§ Work to complete: The job is to find each line in the entries holding the string "Information" and copy that line.

§ Provided entries:
=======
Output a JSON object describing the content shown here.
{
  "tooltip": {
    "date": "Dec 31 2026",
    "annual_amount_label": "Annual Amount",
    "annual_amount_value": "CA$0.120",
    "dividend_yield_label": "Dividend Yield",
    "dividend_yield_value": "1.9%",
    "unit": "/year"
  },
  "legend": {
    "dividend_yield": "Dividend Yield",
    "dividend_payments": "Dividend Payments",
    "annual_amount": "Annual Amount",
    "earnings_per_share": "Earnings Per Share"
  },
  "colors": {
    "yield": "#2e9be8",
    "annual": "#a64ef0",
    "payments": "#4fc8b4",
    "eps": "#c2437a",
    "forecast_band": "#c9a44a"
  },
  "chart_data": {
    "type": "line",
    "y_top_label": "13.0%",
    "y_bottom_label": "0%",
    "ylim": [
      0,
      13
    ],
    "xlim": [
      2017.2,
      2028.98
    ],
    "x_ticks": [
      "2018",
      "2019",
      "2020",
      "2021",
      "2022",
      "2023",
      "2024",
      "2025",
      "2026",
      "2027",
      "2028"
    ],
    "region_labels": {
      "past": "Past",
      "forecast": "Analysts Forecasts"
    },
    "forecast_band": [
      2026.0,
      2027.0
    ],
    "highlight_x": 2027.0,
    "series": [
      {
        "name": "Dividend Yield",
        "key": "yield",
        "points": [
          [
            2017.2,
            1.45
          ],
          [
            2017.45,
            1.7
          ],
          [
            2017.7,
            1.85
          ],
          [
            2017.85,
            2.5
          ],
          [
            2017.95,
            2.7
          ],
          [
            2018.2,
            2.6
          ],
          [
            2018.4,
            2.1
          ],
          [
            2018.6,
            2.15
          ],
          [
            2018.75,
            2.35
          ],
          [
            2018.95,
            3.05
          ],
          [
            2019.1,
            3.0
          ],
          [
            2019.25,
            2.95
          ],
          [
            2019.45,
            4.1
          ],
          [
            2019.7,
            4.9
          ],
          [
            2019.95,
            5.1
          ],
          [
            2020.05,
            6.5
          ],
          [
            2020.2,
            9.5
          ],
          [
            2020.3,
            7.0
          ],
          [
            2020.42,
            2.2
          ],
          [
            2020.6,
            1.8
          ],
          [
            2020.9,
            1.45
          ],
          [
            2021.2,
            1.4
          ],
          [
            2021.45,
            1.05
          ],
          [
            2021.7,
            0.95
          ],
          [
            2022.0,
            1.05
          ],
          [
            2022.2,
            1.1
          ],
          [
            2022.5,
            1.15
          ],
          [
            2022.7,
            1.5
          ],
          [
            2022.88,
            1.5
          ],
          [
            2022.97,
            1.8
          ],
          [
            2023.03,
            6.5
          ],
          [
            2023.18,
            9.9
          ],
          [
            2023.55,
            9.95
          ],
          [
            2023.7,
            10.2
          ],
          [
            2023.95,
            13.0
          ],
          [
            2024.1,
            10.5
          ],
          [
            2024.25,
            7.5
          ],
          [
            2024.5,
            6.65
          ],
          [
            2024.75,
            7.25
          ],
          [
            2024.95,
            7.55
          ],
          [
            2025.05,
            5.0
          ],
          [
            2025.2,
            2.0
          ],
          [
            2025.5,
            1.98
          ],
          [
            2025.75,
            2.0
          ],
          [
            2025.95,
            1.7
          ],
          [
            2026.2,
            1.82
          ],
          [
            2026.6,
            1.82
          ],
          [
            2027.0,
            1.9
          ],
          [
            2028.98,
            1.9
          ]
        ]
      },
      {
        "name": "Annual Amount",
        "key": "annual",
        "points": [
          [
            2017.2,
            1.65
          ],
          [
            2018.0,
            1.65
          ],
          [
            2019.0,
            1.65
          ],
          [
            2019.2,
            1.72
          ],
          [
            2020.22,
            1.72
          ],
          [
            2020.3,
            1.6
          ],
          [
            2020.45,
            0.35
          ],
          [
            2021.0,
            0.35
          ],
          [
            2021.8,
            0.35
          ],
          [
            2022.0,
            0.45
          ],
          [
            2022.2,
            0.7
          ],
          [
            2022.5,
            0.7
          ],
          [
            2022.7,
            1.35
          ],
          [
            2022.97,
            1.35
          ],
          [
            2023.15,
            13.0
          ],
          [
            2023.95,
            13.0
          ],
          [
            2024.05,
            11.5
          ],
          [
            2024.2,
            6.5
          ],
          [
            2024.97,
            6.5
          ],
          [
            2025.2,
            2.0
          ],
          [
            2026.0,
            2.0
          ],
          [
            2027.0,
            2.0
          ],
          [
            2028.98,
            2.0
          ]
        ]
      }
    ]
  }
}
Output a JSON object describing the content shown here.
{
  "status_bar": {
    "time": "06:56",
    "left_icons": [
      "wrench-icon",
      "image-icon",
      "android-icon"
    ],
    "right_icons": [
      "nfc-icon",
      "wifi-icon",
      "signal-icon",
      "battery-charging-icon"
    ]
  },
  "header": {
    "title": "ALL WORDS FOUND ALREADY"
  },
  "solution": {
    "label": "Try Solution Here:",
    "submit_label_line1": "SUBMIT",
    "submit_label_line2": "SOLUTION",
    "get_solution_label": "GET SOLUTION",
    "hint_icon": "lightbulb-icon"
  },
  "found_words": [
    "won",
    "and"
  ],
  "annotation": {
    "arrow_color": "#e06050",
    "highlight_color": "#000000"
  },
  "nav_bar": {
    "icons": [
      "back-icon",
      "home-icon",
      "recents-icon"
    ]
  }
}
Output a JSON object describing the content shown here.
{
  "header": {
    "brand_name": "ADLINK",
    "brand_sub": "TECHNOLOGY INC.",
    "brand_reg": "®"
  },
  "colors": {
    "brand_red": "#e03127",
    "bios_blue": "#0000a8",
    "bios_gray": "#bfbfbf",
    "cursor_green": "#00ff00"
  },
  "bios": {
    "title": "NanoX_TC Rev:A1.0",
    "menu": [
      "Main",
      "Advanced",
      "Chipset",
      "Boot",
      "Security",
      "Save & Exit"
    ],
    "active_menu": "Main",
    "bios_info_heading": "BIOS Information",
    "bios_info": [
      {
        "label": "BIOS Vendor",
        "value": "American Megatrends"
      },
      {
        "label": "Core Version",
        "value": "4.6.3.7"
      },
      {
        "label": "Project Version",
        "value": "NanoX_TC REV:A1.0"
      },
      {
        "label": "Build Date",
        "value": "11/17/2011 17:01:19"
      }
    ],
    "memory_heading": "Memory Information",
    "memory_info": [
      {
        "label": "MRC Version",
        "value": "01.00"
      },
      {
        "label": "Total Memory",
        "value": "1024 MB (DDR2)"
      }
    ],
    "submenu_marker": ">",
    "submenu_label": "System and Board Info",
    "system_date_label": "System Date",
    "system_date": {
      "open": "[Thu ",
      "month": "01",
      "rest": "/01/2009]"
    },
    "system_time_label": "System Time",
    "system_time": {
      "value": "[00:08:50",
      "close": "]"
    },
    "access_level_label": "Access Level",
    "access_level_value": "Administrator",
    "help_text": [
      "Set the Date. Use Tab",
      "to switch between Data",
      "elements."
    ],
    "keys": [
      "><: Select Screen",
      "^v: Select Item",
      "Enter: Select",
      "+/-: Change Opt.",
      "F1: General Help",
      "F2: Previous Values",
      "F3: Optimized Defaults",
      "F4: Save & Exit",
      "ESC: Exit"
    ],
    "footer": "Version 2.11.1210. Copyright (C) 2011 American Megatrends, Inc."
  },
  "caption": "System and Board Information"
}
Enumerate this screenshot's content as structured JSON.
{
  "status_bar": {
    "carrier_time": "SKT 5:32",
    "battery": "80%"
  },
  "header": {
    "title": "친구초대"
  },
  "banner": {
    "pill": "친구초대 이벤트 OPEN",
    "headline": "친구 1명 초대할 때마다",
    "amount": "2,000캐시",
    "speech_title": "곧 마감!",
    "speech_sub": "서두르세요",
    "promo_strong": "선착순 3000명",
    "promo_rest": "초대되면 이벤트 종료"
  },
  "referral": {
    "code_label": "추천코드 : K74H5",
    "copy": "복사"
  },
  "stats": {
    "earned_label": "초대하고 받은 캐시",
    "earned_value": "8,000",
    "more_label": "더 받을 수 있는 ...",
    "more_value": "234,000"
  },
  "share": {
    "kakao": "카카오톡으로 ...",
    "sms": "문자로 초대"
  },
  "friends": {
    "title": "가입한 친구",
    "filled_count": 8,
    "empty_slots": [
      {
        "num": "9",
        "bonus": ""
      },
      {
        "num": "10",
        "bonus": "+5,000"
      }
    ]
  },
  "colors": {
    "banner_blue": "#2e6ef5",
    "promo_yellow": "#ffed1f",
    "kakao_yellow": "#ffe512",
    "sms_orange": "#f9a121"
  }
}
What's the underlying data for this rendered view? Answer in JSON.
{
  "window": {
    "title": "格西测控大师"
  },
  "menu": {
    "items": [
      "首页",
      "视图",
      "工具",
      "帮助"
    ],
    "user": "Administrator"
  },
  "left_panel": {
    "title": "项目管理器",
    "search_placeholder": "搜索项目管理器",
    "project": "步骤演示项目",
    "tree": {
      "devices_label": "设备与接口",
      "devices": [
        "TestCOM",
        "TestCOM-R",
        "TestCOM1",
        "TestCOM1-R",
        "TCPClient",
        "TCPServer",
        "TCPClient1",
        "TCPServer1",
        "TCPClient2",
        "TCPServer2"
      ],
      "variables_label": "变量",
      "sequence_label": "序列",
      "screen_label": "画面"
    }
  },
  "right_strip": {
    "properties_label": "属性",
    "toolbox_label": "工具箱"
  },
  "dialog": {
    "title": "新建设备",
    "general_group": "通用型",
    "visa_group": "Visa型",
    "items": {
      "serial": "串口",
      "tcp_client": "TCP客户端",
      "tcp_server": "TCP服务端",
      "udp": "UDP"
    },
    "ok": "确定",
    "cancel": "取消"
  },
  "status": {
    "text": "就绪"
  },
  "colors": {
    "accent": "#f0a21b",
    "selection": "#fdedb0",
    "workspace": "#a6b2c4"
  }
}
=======
§ Expected output:
    "bios_info_heading": "BIOS Information",
    "memory_heading": "Memory Information",
  "caption": "System and Board Information"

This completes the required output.